----- Information supplied
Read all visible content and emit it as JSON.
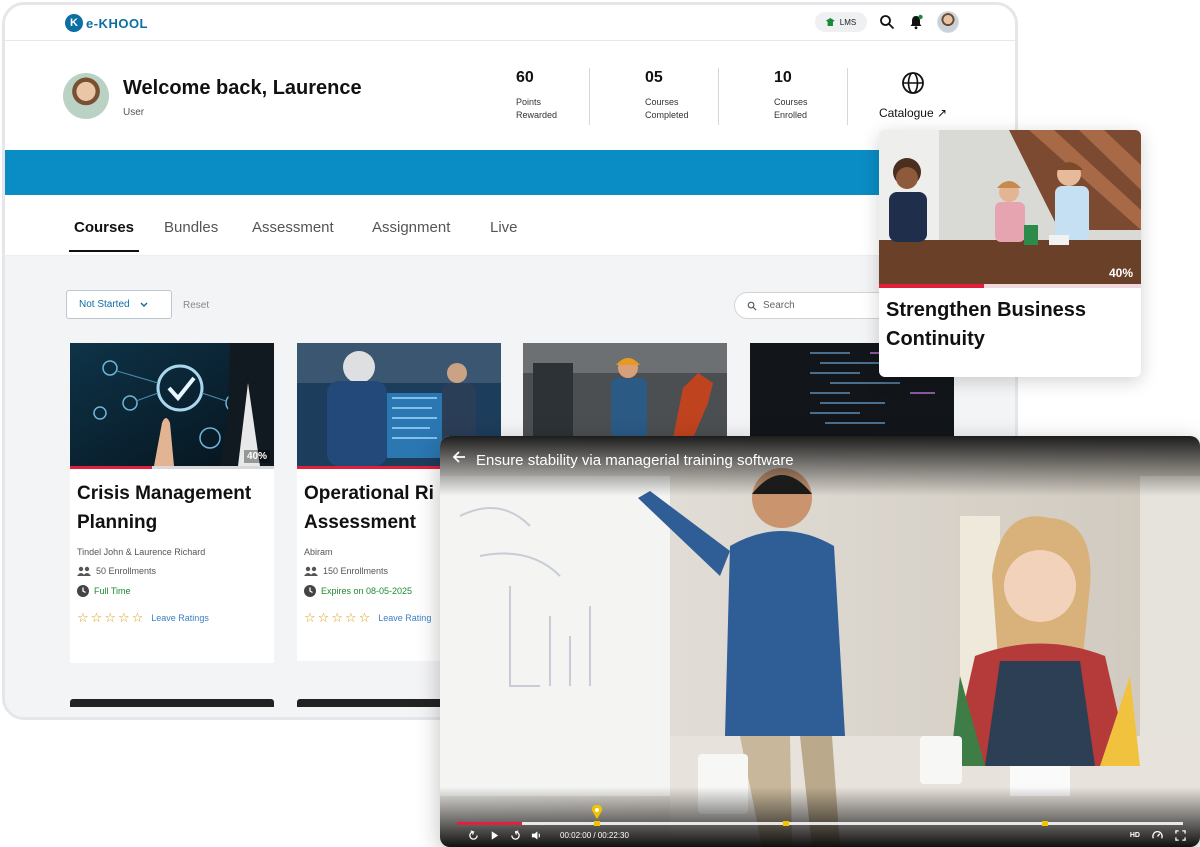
{
  "app": {
    "brand": "e-KHOOL",
    "lms_label": "LMS"
  },
  "welcome": {
    "title": "Welcome back, Laurence",
    "role": "User"
  },
  "stats": [
    {
      "value": "60",
      "label": "Points\nRewarded"
    },
    {
      "value": "05",
      "label": "Courses\nCompleted"
    },
    {
      "value": "10",
      "label": "Courses\nEnrolled"
    }
  ],
  "catalogue_label": "Catalogue ↗",
  "tabs": [
    "Courses",
    "Bundles",
    "Assessment",
    "Assignment",
    "Live"
  ],
  "filters": {
    "status": "Not Started",
    "reset": "Reset",
    "search_placeholder": "Search"
  },
  "courses": [
    {
      "title": "Crisis Management Planning",
      "author": "Tindel John & Laurence Richard",
      "enrollments": "50 Enrollments",
      "badge": "Full Time",
      "progress": 40,
      "progress_label": "40%",
      "ratings_label": "Leave Ratings"
    },
    {
      "title": "Operational Ri Assessment",
      "author": "Abiram",
      "enrollments": "150 Enrollments",
      "badge": "Expires on 08-05-2025",
      "ratings_label": "Leave Rating"
    }
  ],
  "featured_course": {
    "title": "Strengthen Business Continuity",
    "progress": 40,
    "progress_label": "40%"
  },
  "video": {
    "title": "Ensure stability via managerial training software",
    "time": "00:02:00 / 00:22:30",
    "progress": 0.09,
    "quality": "HD"
  },
  "colors": {
    "brand": "#0b6fa4",
    "banner": "#0a8cc4",
    "progress": "#e0203c",
    "star": "#e09a1a",
    "success": "#1f8a2e",
    "marker": "#f2c400"
  }
}
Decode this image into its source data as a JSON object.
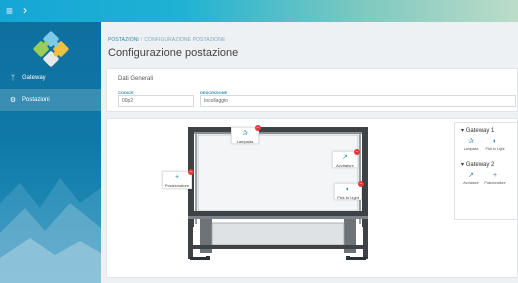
{
  "topbar": {
    "menu_icon": "hamburger-icon",
    "back_icon": "arrow-right-icon",
    "colors": {
      "start": "#16a6d6",
      "end": "#bcdcc8"
    }
  },
  "sidebar": {
    "logo": "puzzle-logo",
    "items": [
      {
        "icon": "git-branch-icon",
        "label": "Gateway"
      },
      {
        "icon": "cogs-icon",
        "label": "Postazioni"
      }
    ],
    "colors": {
      "background": "#0f79a6",
      "active": "#2f8fba"
    }
  },
  "breadcrumb": {
    "items": [
      "POSTAZIONI",
      "CONFIGURAZIONE POSTAZIONE"
    ]
  },
  "page": {
    "title": "Configurazione postazione"
  },
  "general": {
    "heading": "Dati Generali",
    "codice_label": "CODICE",
    "codice_value": "00p2",
    "descrizione_label": "DESCRIZIONE",
    "descrizione_value": "Incollaggio"
  },
  "canvas": {
    "nodes": [
      {
        "icon": "lamp-icon",
        "label": "Lampada"
      },
      {
        "icon": "screwdriver-icon",
        "label": "Avvitatore"
      },
      {
        "icon": "pick-to-light-icon",
        "label": "Pick to Light"
      },
      {
        "icon": "crosshair-icon",
        "label": "Posizionatore"
      }
    ],
    "delete_icon": "remove-icon"
  },
  "gateways": [
    {
      "name": "Gateway 1",
      "devices": [
        {
          "icon": "lamp-icon",
          "label": "Lampada"
        },
        {
          "icon": "pick-to-light-icon",
          "label": "Pick to Light"
        }
      ]
    },
    {
      "name": "Gateway 2",
      "devices": [
        {
          "icon": "screwdriver-icon",
          "label": "Avvitatore"
        },
        {
          "icon": "crosshair-icon",
          "label": "Posizionatore"
        }
      ]
    }
  ]
}
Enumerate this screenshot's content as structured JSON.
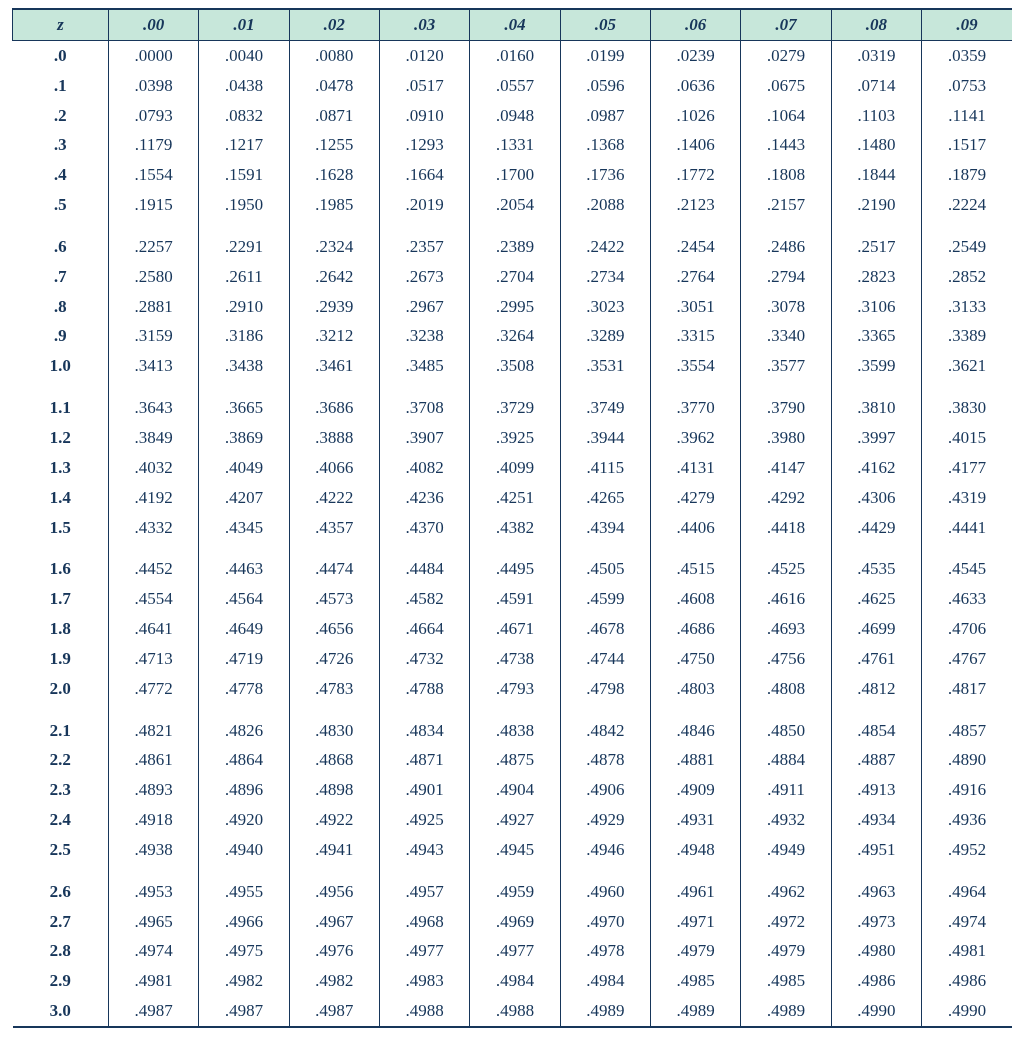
{
  "chart_data": {
    "type": "table",
    "title": "",
    "corner_label": "z",
    "columns": [
      ".00",
      ".01",
      ".02",
      ".03",
      ".04",
      ".05",
      ".06",
      ".07",
      ".08",
      ".09"
    ],
    "group_size": 5,
    "first_group_size": 6,
    "rows": [
      {
        "z": ".0",
        "v": [
          ".0000",
          ".0040",
          ".0080",
          ".0120",
          ".0160",
          ".0199",
          ".0239",
          ".0279",
          ".0319",
          ".0359"
        ]
      },
      {
        "z": ".1",
        "v": [
          ".0398",
          ".0438",
          ".0478",
          ".0517",
          ".0557",
          ".0596",
          ".0636",
          ".0675",
          ".0714",
          ".0753"
        ]
      },
      {
        "z": ".2",
        "v": [
          ".0793",
          ".0832",
          ".0871",
          ".0910",
          ".0948",
          ".0987",
          ".1026",
          ".1064",
          ".1103",
          ".1141"
        ]
      },
      {
        "z": ".3",
        "v": [
          ".1179",
          ".1217",
          ".1255",
          ".1293",
          ".1331",
          ".1368",
          ".1406",
          ".1443",
          ".1480",
          ".1517"
        ]
      },
      {
        "z": ".4",
        "v": [
          ".1554",
          ".1591",
          ".1628",
          ".1664",
          ".1700",
          ".1736",
          ".1772",
          ".1808",
          ".1844",
          ".1879"
        ]
      },
      {
        "z": ".5",
        "v": [
          ".1915",
          ".1950",
          ".1985",
          ".2019",
          ".2054",
          ".2088",
          ".2123",
          ".2157",
          ".2190",
          ".2224"
        ]
      },
      {
        "z": ".6",
        "v": [
          ".2257",
          ".2291",
          ".2324",
          ".2357",
          ".2389",
          ".2422",
          ".2454",
          ".2486",
          ".2517",
          ".2549"
        ]
      },
      {
        "z": ".7",
        "v": [
          ".2580",
          ".2611",
          ".2642",
          ".2673",
          ".2704",
          ".2734",
          ".2764",
          ".2794",
          ".2823",
          ".2852"
        ]
      },
      {
        "z": ".8",
        "v": [
          ".2881",
          ".2910",
          ".2939",
          ".2967",
          ".2995",
          ".3023",
          ".3051",
          ".3078",
          ".3106",
          ".3133"
        ]
      },
      {
        "z": ".9",
        "v": [
          ".3159",
          ".3186",
          ".3212",
          ".3238",
          ".3264",
          ".3289",
          ".3315",
          ".3340",
          ".3365",
          ".3389"
        ]
      },
      {
        "z": "1.0",
        "v": [
          ".3413",
          ".3438",
          ".3461",
          ".3485",
          ".3508",
          ".3531",
          ".3554",
          ".3577",
          ".3599",
          ".3621"
        ]
      },
      {
        "z": "1.1",
        "v": [
          ".3643",
          ".3665",
          ".3686",
          ".3708",
          ".3729",
          ".3749",
          ".3770",
          ".3790",
          ".3810",
          ".3830"
        ]
      },
      {
        "z": "1.2",
        "v": [
          ".3849",
          ".3869",
          ".3888",
          ".3907",
          ".3925",
          ".3944",
          ".3962",
          ".3980",
          ".3997",
          ".4015"
        ]
      },
      {
        "z": "1.3",
        "v": [
          ".4032",
          ".4049",
          ".4066",
          ".4082",
          ".4099",
          ".4115",
          ".4131",
          ".4147",
          ".4162",
          ".4177"
        ]
      },
      {
        "z": "1.4",
        "v": [
          ".4192",
          ".4207",
          ".4222",
          ".4236",
          ".4251",
          ".4265",
          ".4279",
          ".4292",
          ".4306",
          ".4319"
        ]
      },
      {
        "z": "1.5",
        "v": [
          ".4332",
          ".4345",
          ".4357",
          ".4370",
          ".4382",
          ".4394",
          ".4406",
          ".4418",
          ".4429",
          ".4441"
        ]
      },
      {
        "z": "1.6",
        "v": [
          ".4452",
          ".4463",
          ".4474",
          ".4484",
          ".4495",
          ".4505",
          ".4515",
          ".4525",
          ".4535",
          ".4545"
        ]
      },
      {
        "z": "1.7",
        "v": [
          ".4554",
          ".4564",
          ".4573",
          ".4582",
          ".4591",
          ".4599",
          ".4608",
          ".4616",
          ".4625",
          ".4633"
        ]
      },
      {
        "z": "1.8",
        "v": [
          ".4641",
          ".4649",
          ".4656",
          ".4664",
          ".4671",
          ".4678",
          ".4686",
          ".4693",
          ".4699",
          ".4706"
        ]
      },
      {
        "z": "1.9",
        "v": [
          ".4713",
          ".4719",
          ".4726",
          ".4732",
          ".4738",
          ".4744",
          ".4750",
          ".4756",
          ".4761",
          ".4767"
        ]
      },
      {
        "z": "2.0",
        "v": [
          ".4772",
          ".4778",
          ".4783",
          ".4788",
          ".4793",
          ".4798",
          ".4803",
          ".4808",
          ".4812",
          ".4817"
        ]
      },
      {
        "z": "2.1",
        "v": [
          ".4821",
          ".4826",
          ".4830",
          ".4834",
          ".4838",
          ".4842",
          ".4846",
          ".4850",
          ".4854",
          ".4857"
        ]
      },
      {
        "z": "2.2",
        "v": [
          ".4861",
          ".4864",
          ".4868",
          ".4871",
          ".4875",
          ".4878",
          ".4881",
          ".4884",
          ".4887",
          ".4890"
        ]
      },
      {
        "z": "2.3",
        "v": [
          ".4893",
          ".4896",
          ".4898",
          ".4901",
          ".4904",
          ".4906",
          ".4909",
          ".4911",
          ".4913",
          ".4916"
        ]
      },
      {
        "z": "2.4",
        "v": [
          ".4918",
          ".4920",
          ".4922",
          ".4925",
          ".4927",
          ".4929",
          ".4931",
          ".4932",
          ".4934",
          ".4936"
        ]
      },
      {
        "z": "2.5",
        "v": [
          ".4938",
          ".4940",
          ".4941",
          ".4943",
          ".4945",
          ".4946",
          ".4948",
          ".4949",
          ".4951",
          ".4952"
        ]
      },
      {
        "z": "2.6",
        "v": [
          ".4953",
          ".4955",
          ".4956",
          ".4957",
          ".4959",
          ".4960",
          ".4961",
          ".4962",
          ".4963",
          ".4964"
        ]
      },
      {
        "z": "2.7",
        "v": [
          ".4965",
          ".4966",
          ".4967",
          ".4968",
          ".4969",
          ".4970",
          ".4971",
          ".4972",
          ".4973",
          ".4974"
        ]
      },
      {
        "z": "2.8",
        "v": [
          ".4974",
          ".4975",
          ".4976",
          ".4977",
          ".4977",
          ".4978",
          ".4979",
          ".4979",
          ".4980",
          ".4981"
        ]
      },
      {
        "z": "2.9",
        "v": [
          ".4981",
          ".4982",
          ".4982",
          ".4983",
          ".4984",
          ".4984",
          ".4985",
          ".4985",
          ".4986",
          ".4986"
        ]
      },
      {
        "z": "3.0",
        "v": [
          ".4987",
          ".4987",
          ".4987",
          ".4988",
          ".4988",
          ".4989",
          ".4989",
          ".4989",
          ".4990",
          ".4990"
        ]
      }
    ]
  }
}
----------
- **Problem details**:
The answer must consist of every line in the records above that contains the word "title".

- **Exercise solution**:
    "title": "Welcome back, Laurence",
      "title": "Crisis Management Planning",
      "title": "Operational Ri Assessment",
    "title": "Strengthen Business Continuity",
    "title": "Ensure stability via managerial training software",
    "title": "Configurazione postazione"
    "title": "",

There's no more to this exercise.